All children grow up with Batman. More specifically, all children grow up with Adam Wests Batman the brightly coloured,.
All children grow up with Batman. More specifically, all children grow up with Adam Wests Batman the brightly coloured, morally upstanding version of the DC Comics superhero thats safe to put in front of a kid.
West played the character for three seasons on ABC in the 1960s, and again in a 1966 feature film, all of which have endured in syndication and on various video formats for more than half a century, playing to generation after generation of pint-sized Bat-fans. So of course when the news of his death broke this morning at age 88, after a short battle with leukemia it was as if Batman himself had died.
But Adam West was more than Batman. Like William Shatner, he spent decades struggling with a beloved role that proved more of a straitjacket than hed initially expected but unlike Shatner, he figured out a way to steer into the skid. People loved him for one thing, but he let them approach him without shaming them for not knowing his larger catalogue.

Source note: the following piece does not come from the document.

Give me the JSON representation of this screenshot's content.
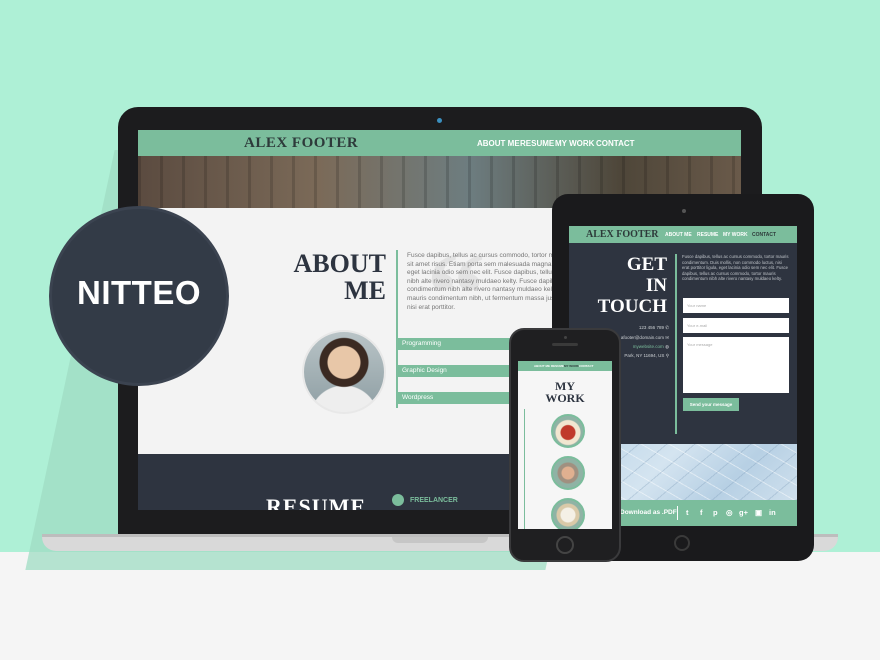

There are no stories of West being snippy to fans or journalists he was reconciled to his Bat-fame and even willing to use it to his advantage, bringing his slightly stiff delivery to projects like Conan OBrien and Robert Smigels ill-fated pilot Lookwell which, had it been picked up to series, would surely have given West a comic second act as big as Leslie Nielsens.
Much like Nielsen, West was a conventional screen presence who arrived just as a more naturalistic form of acting was taking hold on the screen. To illustrate my point, Ill note that West made his feature debut in the 1959 drama The Young Philadelphians, which would be utterly forgotten now had it not starred a young, electric Paul Newman. The Batman TV series offered West a place where his poise didnt seem like a mannerism: it was a character point, a way in to the shows comic-book tone. On a series where special guest star villains went over the top on a regular basis, where Burt Ward delivered all of Robins dialogue in the same insistent bark, where increasingly goofy sound effects were supered onto the screen, West was the eye of the storm, a calm centre of justice.
But as I said on Twitter earlier today, there was more to Wests Batman than just line readings. His interpretation was square and stiff, but consistently so, in a way that told you the actor had thought everything through and built a real character, and one that was closer to the original comic-book conception of Batman than it first appeared.
Those flat line readings, the little hesitations he planted between phrases which co-star Ward famously interpreted as Wests attempt to make his close-ups last longer Ive come to believe thats his way of acknowledging how deeply damaged Bruce Wayne was by the childhood murder of his parents. Batman lets Wayne channel that pain into battle, beating up henchmen and saving innocents, but the costume is also a license to do violence.
I think, on some level, West was playing that: whenever Batman pauses, its a man struggling to contain his rage. Hes stopping himself from murdering everyone in the room. Hes a maniac making a conscious choice to be a hero every moment of his life, and theres a lot more going on in those pauses than you might think.
So, yeah. You can remember Adam West as Batman. He didnt mind that when he was alive. But its also possible to remember him as an actor a proper actor who never really got his due.
Lets do that today, chums.